> _Exercise requirements_
Copy each line containing "screenshot" from the listing below.

> _The data_
Segment Open
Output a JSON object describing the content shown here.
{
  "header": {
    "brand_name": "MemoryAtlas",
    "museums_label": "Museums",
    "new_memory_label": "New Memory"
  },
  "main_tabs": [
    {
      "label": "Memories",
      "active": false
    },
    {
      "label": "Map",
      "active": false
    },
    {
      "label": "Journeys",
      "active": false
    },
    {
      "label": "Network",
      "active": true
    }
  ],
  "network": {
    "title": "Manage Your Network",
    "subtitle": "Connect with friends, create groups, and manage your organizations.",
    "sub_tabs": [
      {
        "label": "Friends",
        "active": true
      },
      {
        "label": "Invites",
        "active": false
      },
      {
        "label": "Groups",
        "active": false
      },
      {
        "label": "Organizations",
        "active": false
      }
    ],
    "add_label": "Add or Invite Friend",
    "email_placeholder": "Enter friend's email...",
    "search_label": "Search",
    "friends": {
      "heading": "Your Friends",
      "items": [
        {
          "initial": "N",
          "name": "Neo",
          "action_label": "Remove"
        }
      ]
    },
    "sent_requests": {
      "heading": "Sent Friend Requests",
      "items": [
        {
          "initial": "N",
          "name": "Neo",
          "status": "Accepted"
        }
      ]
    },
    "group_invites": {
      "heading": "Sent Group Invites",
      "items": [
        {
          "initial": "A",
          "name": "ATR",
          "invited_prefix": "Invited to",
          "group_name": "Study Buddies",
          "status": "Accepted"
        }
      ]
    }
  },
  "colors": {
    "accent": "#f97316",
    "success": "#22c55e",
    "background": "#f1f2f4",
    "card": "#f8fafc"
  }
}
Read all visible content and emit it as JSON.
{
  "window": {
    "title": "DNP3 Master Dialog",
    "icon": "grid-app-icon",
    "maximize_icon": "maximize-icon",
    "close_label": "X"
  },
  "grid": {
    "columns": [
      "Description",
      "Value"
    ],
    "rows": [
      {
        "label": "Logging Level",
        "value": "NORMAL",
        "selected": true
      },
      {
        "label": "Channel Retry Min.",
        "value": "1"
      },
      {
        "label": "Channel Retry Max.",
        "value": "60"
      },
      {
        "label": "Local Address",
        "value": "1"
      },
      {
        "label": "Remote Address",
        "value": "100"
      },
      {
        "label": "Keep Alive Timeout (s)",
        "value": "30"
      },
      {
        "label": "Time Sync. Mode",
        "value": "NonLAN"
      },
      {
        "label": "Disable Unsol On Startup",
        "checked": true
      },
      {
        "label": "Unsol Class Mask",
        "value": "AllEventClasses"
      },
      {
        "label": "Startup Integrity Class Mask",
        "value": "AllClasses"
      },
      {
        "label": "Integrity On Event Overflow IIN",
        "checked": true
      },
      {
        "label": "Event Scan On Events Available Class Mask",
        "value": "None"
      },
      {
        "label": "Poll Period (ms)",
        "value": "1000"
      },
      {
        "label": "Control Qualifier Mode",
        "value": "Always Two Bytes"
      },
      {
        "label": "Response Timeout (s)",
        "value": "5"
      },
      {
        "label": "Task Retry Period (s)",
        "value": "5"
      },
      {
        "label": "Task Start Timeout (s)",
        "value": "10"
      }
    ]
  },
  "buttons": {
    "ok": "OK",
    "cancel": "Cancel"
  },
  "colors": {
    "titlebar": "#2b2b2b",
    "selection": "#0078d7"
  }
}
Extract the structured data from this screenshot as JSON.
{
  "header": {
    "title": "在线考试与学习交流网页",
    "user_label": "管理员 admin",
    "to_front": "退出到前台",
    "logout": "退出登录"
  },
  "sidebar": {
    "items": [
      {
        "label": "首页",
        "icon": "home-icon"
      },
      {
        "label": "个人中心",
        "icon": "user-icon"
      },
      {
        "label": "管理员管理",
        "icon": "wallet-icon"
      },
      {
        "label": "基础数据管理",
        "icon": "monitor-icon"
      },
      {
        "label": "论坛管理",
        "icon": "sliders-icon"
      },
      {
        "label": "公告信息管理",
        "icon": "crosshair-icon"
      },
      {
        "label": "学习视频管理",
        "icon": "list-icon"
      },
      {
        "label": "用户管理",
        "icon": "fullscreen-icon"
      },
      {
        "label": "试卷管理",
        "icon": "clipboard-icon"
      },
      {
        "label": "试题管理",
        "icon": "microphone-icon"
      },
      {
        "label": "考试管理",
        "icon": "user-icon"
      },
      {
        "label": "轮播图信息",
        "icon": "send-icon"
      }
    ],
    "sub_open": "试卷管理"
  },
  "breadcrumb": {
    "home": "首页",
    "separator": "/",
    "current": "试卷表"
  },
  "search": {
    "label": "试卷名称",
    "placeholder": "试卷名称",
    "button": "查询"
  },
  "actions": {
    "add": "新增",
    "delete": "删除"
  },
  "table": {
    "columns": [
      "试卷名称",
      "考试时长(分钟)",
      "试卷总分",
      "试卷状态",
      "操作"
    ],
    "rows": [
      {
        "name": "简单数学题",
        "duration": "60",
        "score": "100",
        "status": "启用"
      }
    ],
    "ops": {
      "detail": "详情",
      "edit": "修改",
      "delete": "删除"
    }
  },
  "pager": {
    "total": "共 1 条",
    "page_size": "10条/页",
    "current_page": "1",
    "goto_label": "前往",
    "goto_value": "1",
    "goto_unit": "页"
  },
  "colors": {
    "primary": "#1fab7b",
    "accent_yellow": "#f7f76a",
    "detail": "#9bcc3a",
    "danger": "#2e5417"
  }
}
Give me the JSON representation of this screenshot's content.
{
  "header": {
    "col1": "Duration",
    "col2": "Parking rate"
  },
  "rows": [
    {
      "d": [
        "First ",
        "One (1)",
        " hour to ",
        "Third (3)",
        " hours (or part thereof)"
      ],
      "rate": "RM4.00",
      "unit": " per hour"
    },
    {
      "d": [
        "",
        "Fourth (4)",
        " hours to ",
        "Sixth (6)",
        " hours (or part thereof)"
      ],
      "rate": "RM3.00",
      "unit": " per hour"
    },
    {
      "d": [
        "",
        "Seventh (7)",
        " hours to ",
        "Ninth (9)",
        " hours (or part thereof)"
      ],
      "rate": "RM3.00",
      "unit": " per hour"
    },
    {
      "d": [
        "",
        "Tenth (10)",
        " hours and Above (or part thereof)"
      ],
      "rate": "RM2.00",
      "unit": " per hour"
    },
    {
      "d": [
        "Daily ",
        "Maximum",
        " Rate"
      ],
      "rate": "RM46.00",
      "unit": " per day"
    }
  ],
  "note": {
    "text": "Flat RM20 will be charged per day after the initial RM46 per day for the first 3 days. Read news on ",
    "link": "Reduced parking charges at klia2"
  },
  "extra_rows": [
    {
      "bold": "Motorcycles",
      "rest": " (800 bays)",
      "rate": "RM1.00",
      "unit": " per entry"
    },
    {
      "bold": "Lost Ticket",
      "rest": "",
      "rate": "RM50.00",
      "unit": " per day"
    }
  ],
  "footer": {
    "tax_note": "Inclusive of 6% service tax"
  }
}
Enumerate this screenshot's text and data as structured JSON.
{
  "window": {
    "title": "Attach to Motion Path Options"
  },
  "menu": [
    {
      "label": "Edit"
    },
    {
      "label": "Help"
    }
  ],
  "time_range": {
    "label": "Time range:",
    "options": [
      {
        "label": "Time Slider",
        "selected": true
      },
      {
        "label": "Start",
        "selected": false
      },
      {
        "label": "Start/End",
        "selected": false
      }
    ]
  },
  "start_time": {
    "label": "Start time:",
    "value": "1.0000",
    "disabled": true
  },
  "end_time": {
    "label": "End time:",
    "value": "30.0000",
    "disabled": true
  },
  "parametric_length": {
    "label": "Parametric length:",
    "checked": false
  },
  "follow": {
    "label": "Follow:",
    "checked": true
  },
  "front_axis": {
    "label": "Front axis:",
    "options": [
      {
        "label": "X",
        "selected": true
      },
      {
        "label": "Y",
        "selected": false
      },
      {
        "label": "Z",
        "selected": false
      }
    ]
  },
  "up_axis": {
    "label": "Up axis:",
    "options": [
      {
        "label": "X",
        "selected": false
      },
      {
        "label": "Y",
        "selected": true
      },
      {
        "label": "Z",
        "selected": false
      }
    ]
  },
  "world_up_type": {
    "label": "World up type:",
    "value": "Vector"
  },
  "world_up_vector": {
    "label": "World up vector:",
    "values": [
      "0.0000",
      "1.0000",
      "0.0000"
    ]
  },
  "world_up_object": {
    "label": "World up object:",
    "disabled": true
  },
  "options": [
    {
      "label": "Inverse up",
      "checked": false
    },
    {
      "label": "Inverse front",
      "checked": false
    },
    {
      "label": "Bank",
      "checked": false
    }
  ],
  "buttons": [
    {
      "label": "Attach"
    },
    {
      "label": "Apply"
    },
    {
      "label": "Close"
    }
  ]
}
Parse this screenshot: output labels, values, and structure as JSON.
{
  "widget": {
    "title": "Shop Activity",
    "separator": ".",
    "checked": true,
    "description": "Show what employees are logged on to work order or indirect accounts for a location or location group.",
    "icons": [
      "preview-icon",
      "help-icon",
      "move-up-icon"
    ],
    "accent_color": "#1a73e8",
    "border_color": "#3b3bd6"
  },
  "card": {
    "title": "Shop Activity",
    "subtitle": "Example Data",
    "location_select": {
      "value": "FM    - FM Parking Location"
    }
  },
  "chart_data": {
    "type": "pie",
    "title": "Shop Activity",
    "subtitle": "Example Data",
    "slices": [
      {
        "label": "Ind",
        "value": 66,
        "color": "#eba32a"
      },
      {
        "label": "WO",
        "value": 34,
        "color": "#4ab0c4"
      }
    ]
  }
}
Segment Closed
> _Result of the exercise_
Extract the structured data from this screenshot as JSON.
Give me the JSON representation of this screenshot's content.
Enumerate this screenshot's text and data as structured JSON.
Parse this screenshot: output labels, values, and structure as JSON.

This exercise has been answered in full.